# Dataset rows describing interfaces:

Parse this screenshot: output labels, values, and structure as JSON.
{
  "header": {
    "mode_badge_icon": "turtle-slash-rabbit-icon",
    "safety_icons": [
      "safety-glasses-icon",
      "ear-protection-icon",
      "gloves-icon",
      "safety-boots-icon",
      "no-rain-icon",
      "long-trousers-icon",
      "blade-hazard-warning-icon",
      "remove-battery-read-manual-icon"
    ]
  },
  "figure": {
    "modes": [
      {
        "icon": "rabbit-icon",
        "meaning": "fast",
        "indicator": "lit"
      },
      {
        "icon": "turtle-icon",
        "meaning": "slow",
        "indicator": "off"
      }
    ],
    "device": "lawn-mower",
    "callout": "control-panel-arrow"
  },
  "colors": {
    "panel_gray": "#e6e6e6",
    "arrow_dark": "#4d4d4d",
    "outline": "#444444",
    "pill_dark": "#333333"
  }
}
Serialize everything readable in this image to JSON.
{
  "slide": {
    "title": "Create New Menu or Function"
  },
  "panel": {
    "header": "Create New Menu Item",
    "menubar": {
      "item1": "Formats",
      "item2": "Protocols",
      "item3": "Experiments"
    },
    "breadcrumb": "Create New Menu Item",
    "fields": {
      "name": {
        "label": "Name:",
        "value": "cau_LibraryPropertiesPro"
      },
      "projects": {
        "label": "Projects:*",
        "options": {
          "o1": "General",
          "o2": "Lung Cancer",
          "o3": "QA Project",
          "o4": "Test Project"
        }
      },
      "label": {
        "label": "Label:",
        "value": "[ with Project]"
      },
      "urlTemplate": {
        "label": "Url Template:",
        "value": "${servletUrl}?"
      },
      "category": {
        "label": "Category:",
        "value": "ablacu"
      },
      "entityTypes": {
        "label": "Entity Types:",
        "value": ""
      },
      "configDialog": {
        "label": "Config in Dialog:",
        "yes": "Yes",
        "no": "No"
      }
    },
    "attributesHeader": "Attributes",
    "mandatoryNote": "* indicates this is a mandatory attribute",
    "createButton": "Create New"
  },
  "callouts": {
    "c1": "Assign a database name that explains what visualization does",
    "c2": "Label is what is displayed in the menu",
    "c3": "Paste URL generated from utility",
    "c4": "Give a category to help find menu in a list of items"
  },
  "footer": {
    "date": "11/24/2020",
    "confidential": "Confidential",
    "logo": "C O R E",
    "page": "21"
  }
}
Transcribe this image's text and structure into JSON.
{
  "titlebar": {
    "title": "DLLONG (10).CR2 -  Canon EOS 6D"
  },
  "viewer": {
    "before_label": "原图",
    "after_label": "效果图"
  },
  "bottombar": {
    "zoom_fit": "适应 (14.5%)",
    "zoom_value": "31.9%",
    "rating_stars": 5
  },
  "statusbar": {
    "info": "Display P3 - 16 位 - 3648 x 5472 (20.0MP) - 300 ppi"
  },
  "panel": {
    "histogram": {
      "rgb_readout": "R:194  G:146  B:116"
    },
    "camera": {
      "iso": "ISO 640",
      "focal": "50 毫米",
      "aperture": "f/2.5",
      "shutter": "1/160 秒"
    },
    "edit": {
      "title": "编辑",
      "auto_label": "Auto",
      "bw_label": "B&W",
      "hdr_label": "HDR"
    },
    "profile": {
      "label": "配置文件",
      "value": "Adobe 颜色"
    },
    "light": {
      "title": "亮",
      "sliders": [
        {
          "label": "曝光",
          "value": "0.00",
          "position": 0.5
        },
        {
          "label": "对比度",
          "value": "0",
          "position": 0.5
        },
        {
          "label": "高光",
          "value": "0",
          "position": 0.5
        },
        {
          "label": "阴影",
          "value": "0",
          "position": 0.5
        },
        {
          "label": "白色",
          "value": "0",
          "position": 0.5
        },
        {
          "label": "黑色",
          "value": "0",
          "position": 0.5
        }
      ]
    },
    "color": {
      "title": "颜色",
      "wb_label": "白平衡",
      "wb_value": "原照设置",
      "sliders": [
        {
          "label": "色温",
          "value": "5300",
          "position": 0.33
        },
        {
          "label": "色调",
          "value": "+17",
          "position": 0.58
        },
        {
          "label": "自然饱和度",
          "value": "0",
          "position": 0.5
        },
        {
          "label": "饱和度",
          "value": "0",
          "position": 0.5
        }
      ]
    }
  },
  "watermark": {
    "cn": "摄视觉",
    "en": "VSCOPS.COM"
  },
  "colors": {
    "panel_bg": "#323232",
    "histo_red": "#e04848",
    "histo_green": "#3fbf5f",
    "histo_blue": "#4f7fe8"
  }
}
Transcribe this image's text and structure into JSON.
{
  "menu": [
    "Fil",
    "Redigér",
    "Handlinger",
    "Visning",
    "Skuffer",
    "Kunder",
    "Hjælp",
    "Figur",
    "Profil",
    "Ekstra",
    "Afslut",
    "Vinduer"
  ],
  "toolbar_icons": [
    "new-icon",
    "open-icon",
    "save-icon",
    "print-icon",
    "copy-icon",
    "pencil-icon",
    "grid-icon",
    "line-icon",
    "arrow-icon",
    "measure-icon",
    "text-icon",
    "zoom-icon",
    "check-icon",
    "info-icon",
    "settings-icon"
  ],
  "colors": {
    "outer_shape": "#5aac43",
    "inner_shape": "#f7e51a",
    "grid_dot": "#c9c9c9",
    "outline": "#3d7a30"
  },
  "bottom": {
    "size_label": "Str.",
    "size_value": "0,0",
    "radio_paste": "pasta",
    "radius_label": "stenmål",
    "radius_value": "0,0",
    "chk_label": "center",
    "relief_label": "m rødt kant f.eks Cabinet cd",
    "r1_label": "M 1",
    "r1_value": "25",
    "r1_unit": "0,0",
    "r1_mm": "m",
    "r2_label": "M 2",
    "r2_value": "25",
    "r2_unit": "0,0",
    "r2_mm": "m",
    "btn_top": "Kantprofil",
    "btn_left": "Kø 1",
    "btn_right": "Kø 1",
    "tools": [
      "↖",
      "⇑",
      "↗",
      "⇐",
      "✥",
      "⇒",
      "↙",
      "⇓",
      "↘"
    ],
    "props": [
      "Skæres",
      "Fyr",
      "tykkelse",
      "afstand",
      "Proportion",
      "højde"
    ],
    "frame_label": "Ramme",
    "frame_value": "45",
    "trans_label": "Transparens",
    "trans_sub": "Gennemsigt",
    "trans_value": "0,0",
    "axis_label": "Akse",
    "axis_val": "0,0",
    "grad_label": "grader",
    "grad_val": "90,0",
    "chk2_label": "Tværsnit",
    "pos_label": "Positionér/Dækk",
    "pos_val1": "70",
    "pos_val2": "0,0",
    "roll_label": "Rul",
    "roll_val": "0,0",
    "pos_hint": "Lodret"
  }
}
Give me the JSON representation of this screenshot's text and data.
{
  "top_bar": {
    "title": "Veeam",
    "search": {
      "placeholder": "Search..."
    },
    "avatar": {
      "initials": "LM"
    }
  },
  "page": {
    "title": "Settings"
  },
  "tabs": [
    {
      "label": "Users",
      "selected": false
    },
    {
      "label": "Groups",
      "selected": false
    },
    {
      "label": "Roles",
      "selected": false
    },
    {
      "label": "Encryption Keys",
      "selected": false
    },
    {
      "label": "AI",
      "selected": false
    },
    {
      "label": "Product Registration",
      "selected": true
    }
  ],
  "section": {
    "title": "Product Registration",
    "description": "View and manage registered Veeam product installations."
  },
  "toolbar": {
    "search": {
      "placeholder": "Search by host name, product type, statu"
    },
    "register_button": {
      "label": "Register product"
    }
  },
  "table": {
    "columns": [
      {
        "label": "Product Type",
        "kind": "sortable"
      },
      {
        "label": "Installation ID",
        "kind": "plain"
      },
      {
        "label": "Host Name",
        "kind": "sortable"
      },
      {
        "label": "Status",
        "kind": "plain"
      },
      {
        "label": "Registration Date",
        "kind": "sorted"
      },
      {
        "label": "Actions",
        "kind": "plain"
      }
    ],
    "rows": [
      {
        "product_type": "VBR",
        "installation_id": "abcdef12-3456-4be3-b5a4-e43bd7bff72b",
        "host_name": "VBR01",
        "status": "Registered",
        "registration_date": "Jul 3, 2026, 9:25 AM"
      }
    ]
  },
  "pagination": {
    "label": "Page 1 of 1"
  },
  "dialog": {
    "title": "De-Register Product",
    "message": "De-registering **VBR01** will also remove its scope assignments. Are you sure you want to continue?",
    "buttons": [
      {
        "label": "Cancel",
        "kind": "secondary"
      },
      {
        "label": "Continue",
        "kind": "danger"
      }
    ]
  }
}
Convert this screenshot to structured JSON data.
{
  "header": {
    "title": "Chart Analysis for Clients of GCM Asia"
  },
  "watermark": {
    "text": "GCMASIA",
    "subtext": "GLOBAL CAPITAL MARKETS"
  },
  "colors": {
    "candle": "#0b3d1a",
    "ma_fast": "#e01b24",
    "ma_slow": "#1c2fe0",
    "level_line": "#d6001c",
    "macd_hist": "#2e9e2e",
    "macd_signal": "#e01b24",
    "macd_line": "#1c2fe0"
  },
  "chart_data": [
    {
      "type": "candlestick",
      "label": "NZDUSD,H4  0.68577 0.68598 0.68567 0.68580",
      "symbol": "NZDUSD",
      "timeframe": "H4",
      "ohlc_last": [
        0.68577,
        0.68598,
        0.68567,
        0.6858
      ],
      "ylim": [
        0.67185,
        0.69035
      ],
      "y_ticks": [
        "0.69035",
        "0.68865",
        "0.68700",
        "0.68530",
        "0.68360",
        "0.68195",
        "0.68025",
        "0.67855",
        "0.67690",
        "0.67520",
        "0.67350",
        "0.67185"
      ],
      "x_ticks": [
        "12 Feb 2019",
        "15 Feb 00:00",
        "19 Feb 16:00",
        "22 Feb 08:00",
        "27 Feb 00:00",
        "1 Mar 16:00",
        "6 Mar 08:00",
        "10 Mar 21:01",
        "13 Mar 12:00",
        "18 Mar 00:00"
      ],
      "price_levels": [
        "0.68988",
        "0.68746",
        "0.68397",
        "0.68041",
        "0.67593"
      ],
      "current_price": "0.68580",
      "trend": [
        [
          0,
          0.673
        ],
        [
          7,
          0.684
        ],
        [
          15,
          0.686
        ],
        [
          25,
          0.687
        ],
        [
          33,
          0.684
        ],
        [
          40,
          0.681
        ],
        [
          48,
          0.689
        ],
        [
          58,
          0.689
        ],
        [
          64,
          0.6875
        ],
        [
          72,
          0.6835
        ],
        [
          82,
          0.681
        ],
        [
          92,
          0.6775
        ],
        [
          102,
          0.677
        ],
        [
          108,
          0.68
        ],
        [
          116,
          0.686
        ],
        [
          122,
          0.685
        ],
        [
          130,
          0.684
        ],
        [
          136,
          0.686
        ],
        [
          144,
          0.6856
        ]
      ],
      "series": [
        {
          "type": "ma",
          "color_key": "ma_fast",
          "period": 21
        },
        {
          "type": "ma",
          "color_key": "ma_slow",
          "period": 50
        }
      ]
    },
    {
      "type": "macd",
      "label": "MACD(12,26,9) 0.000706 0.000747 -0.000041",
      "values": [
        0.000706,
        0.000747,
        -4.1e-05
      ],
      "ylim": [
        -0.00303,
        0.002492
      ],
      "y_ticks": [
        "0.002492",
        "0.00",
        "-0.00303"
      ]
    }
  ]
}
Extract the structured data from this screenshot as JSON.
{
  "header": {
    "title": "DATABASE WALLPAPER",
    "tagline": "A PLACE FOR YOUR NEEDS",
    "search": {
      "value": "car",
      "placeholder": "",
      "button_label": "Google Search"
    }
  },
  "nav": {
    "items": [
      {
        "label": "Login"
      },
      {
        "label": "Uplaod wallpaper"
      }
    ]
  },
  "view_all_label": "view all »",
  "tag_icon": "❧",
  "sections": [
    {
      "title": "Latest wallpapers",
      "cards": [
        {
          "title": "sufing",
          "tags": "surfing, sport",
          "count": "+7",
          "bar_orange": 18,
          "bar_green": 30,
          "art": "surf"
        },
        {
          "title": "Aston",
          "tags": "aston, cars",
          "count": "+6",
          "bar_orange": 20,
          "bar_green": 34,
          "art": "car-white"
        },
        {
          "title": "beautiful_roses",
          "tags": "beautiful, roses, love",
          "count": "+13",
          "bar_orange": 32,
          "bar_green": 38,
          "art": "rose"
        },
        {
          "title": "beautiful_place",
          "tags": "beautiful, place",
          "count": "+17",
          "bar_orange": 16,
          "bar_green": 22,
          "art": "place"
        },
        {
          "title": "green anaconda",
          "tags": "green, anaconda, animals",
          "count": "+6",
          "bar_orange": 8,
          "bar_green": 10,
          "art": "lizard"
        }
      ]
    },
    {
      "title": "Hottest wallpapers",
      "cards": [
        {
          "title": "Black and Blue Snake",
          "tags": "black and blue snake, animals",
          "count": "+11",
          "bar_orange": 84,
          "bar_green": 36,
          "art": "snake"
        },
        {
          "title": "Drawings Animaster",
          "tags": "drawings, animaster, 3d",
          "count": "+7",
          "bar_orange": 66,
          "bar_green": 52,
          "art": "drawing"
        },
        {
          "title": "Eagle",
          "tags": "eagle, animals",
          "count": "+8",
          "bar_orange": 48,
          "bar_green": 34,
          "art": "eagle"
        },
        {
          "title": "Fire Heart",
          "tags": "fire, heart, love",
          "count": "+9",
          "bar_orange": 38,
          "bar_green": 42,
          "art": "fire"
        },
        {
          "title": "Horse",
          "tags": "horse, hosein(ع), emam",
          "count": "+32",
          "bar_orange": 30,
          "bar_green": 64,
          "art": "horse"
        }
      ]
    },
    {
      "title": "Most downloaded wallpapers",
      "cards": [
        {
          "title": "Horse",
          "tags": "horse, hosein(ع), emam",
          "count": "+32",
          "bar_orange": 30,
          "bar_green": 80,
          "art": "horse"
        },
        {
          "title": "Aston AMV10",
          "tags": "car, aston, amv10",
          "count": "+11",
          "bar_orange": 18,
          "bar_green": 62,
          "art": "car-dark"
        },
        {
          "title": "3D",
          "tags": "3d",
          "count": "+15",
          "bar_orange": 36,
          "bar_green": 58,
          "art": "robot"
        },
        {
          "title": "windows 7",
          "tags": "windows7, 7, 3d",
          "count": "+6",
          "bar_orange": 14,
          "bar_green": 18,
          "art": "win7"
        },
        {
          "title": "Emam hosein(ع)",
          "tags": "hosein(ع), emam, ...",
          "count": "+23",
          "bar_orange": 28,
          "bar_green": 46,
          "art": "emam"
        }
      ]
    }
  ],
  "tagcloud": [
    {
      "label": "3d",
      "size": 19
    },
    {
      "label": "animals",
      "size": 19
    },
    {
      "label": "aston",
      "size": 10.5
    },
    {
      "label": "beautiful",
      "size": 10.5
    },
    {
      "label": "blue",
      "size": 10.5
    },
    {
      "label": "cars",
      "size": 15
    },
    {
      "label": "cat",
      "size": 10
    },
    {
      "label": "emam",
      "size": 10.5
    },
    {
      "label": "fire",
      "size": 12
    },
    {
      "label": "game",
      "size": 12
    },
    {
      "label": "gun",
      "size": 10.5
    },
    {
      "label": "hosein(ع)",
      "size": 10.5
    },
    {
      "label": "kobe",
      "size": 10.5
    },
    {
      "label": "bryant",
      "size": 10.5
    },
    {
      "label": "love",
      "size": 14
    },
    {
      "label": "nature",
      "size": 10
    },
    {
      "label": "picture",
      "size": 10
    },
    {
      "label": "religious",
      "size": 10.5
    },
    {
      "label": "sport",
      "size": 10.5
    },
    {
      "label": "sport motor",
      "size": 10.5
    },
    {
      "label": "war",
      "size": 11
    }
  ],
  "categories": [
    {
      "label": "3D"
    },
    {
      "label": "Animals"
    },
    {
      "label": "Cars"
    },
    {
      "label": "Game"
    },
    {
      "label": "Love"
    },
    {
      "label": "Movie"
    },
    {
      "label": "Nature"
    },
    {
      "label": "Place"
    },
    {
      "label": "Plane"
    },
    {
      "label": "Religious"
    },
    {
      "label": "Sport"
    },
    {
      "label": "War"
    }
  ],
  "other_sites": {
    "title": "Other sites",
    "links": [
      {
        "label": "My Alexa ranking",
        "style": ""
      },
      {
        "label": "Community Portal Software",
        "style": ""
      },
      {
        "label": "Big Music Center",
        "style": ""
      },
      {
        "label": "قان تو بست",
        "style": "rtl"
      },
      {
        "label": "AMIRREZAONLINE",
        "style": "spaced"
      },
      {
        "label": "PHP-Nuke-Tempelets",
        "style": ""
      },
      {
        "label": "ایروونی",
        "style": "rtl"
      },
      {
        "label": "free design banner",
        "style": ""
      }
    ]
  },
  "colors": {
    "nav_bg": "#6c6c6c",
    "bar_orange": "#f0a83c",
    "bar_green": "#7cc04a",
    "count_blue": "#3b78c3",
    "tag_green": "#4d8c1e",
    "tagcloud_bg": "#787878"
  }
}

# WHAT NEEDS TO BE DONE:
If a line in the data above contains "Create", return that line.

# REPLY TO THE TASK:
    "title": "Create New Menu or Function"
    "header": "Create New Menu Item",
    "breadcrumb": "Create New Menu Item",
    "createButton": "Create New"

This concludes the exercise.